Input for this task ->
*-*-*
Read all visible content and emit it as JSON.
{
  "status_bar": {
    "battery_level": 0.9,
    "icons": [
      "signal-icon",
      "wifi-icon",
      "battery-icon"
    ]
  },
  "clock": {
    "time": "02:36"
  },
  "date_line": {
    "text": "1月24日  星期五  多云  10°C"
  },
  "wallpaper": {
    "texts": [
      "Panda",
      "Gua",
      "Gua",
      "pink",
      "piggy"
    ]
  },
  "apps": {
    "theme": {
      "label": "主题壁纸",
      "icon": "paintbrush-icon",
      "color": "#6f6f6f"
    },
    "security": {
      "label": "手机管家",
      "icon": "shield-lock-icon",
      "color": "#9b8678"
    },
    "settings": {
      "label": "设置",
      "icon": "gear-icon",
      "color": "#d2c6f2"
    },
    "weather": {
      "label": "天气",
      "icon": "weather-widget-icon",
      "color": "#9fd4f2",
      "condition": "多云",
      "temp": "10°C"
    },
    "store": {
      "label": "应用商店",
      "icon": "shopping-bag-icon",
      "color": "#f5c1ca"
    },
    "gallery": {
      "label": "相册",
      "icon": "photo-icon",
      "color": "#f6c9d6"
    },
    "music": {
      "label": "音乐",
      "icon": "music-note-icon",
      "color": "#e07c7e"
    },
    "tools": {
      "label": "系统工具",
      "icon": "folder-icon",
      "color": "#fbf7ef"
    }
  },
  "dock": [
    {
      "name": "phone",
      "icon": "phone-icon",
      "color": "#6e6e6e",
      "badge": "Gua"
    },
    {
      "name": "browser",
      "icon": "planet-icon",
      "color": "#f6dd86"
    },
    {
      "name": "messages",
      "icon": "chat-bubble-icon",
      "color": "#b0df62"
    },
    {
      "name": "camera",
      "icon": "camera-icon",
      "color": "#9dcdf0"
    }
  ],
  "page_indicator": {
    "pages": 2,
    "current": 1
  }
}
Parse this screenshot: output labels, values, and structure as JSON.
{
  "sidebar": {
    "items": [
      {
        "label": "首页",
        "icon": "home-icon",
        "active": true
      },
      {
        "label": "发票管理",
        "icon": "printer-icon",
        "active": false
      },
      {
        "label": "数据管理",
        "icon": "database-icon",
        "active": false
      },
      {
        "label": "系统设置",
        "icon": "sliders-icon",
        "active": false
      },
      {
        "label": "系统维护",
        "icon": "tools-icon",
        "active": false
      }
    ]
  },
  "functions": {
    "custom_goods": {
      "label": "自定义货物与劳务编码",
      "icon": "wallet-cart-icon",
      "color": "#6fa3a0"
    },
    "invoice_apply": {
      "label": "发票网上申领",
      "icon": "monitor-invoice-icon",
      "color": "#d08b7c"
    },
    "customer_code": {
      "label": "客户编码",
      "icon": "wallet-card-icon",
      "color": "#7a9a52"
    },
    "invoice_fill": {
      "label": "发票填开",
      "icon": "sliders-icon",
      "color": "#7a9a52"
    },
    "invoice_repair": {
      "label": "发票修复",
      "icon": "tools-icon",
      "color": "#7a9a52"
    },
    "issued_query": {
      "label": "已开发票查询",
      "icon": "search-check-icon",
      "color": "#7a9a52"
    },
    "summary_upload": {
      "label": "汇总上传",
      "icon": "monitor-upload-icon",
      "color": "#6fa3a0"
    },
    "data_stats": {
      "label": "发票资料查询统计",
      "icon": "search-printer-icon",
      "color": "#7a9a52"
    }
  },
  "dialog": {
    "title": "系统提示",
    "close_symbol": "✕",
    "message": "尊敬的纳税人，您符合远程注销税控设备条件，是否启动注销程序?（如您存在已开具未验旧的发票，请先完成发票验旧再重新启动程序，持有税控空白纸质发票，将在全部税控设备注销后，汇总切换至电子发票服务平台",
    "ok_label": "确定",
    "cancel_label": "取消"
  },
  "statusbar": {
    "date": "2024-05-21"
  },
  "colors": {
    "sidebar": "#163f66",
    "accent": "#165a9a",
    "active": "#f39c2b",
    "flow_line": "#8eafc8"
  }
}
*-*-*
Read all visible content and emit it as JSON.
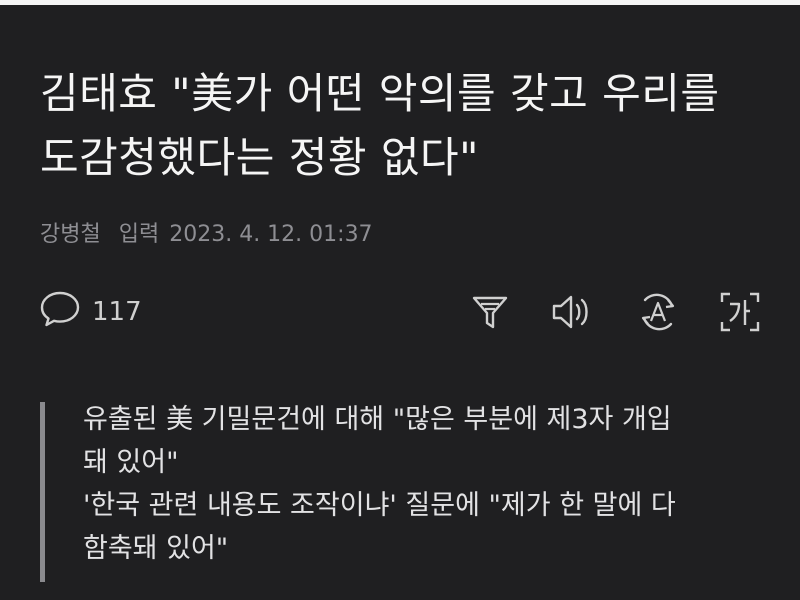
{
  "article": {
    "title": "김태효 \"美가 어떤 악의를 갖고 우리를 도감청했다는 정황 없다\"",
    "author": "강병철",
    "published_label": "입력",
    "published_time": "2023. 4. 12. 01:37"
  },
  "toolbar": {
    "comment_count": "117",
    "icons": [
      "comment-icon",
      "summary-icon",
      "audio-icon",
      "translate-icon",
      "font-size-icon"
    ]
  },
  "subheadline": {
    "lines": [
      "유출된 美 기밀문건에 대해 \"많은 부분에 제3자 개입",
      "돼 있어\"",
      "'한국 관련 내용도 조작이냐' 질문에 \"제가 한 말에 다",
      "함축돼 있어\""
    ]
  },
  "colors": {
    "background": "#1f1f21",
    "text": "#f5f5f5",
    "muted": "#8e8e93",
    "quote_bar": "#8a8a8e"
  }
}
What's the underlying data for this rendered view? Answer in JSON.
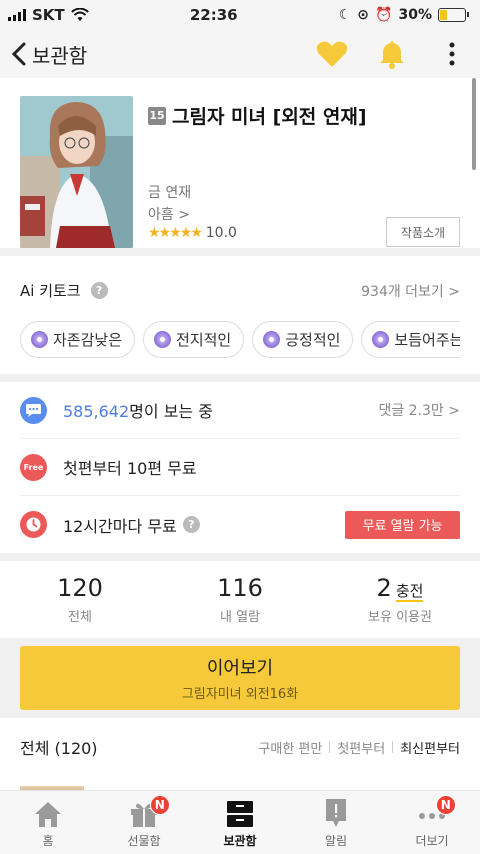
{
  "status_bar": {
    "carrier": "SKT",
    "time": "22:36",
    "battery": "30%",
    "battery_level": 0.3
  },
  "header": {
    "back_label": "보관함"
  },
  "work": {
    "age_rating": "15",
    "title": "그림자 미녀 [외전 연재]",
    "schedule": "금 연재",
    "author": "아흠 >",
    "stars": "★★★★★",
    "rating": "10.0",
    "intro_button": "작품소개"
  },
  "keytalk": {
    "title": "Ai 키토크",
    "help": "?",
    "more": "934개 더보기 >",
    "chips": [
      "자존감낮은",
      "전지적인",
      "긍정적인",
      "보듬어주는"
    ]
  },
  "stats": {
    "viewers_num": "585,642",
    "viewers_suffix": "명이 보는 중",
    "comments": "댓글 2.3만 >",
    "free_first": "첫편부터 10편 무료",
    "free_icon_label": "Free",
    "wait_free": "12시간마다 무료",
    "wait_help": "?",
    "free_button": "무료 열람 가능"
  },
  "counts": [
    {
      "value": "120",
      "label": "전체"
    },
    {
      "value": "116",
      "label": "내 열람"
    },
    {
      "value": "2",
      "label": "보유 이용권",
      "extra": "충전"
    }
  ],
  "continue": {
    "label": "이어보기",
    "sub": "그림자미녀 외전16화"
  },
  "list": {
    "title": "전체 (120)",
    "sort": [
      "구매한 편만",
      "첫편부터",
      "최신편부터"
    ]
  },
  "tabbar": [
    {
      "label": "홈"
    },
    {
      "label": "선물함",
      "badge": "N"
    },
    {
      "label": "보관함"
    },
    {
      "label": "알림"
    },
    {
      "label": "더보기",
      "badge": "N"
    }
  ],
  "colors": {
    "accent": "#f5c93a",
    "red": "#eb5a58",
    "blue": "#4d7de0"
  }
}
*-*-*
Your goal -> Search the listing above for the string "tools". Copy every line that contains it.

Solution ->
    "tools": {
        "icon": "tools-icon",
      "icon": "tools-icon",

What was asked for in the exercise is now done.